Material shown ▸

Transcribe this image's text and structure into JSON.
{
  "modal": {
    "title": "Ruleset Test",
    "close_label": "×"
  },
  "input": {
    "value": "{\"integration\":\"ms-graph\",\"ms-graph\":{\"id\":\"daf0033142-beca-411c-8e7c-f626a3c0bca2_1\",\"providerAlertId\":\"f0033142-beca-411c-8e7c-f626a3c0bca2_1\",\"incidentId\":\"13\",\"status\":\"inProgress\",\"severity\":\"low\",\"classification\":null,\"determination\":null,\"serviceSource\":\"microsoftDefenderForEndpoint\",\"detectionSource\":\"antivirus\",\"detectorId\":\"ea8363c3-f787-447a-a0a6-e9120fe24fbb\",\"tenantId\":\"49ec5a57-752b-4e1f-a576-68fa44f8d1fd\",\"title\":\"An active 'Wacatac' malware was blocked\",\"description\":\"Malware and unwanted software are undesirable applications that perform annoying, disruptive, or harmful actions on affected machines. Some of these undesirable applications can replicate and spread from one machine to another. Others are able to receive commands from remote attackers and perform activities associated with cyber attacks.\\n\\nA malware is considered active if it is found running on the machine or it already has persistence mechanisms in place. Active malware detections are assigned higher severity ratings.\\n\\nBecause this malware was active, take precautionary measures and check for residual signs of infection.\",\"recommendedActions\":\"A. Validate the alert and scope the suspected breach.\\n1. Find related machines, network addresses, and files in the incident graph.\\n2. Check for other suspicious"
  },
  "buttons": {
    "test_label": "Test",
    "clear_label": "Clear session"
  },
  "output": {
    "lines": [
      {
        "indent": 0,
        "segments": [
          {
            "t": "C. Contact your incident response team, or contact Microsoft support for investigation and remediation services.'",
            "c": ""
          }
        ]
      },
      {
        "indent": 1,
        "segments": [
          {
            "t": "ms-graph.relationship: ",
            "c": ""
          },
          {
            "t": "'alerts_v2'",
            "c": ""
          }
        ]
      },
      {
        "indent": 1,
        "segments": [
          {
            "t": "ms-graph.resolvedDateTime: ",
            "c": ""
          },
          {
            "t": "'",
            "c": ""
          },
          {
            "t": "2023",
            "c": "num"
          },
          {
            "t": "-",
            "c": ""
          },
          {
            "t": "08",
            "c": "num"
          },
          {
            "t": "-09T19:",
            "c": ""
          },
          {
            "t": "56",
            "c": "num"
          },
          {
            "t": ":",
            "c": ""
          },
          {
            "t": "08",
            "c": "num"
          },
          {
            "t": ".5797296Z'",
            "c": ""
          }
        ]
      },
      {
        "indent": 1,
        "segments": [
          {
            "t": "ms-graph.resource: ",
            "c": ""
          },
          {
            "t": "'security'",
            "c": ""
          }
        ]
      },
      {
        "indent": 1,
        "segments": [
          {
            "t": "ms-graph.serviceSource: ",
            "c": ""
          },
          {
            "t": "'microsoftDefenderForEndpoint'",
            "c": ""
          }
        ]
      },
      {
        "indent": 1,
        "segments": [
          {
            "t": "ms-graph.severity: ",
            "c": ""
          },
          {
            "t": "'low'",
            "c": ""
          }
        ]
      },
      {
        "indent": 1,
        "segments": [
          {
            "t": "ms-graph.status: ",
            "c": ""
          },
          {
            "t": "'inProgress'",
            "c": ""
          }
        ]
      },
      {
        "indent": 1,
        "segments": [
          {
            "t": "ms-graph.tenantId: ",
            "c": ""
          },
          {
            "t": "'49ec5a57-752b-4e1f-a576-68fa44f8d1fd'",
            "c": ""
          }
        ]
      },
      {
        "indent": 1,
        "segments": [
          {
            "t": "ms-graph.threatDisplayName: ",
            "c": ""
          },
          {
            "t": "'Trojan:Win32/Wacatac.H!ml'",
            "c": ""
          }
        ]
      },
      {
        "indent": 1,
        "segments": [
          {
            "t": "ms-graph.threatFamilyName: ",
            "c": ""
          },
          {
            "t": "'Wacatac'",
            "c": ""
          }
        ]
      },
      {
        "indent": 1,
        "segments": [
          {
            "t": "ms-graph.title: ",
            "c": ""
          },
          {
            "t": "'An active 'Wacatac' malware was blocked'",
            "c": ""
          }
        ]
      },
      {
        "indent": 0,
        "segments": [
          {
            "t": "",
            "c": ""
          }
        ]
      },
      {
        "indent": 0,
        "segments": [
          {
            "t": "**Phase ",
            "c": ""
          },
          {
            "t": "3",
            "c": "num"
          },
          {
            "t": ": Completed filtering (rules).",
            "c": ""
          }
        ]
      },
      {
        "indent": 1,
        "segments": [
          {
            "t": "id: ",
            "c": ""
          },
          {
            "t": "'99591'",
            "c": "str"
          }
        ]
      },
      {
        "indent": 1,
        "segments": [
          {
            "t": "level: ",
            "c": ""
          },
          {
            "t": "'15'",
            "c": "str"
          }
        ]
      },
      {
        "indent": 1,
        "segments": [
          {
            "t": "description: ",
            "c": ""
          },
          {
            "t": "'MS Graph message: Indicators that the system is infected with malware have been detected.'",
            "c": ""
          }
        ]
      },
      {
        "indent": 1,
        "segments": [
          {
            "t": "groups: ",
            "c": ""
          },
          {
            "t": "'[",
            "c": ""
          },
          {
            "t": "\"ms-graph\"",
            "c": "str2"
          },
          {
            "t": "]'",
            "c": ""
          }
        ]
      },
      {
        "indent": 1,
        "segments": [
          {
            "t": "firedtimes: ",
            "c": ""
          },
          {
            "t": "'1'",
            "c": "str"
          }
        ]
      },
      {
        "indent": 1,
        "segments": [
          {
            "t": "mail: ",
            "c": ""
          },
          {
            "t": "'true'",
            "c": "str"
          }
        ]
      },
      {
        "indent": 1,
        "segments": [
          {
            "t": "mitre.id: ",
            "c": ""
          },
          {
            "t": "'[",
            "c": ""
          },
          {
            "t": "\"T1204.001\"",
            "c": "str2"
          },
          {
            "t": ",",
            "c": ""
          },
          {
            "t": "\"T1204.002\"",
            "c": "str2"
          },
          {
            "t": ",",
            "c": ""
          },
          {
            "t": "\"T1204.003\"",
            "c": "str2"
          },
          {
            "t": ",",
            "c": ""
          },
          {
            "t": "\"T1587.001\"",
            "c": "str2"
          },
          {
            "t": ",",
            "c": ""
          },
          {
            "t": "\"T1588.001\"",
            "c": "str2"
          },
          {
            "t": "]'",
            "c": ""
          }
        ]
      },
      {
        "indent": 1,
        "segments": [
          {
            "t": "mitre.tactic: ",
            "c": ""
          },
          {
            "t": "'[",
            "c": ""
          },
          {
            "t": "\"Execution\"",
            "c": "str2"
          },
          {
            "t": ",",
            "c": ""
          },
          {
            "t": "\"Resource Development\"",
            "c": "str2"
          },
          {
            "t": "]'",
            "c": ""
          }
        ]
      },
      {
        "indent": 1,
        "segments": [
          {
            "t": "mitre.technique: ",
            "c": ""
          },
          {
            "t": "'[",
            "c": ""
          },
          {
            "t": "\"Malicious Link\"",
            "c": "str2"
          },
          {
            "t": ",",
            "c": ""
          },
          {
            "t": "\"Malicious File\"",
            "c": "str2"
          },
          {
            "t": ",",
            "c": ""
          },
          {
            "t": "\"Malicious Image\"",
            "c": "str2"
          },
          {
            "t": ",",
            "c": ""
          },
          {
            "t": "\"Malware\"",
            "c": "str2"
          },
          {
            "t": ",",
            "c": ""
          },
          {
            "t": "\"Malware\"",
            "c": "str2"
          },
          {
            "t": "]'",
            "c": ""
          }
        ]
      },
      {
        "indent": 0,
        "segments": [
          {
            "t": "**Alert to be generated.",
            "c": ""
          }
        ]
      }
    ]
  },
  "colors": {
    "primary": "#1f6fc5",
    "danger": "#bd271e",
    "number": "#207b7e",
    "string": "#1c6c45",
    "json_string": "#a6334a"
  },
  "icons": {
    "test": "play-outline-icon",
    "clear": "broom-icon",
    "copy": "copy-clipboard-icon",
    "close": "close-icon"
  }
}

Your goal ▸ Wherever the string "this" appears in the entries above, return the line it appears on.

Response below ▸
Transcribe this image's text and structure into JSON.
    "value": "{\"integration\":\"ms-graph\",\"ms-graph\":{\"id\":\"daf0033142-beca-411c-8e7c-f626a3c0bca2_1\",\"providerAlertId\":\"f0033142-beca-411c-8e7c-f626a3c0bca2_1\",\"incidentId\":\"13\",\"status\":\"inProgress\",\"severity\":\"low\",\"classification\":null,\"determination\":null,\"serviceSource\":\"microsoftDefenderForEndpoint\",\"detectionSource\":\"antivirus\",\"detectorId\":\"ea8363c3-f787-447a-a0a6-e9120fe24fbb\",\"tenantId\":\"49ec5a57-752b-4e1f-a576-68fa44f8d1fd\",\"title\":\"An active 'Wacatac' malware was blocked\",\"description\":\"Malware and unwanted software are undesirable applications that perform annoying, disruptive, or harmful actions on affected machines. Some of these undesirable applications can replicate and spread from one machine to another. Others are able to receive commands from remote attackers and perform activities associated with cyber attacks.\\n\\nA malware is considered active if it is found running on the machine or it already has persistence mechanisms in place. Active malware detections are assigned higher severity ratings.\\n\\nBecause this malware was active, take precautionary measures and check for residual signs of infection.\",\"recommendedActions\":\"A. Validate the alert and scope the suspected breach.\\n1. Find related machines, network addresses, and files in the incident graph.\\n2. Check for other suspicious"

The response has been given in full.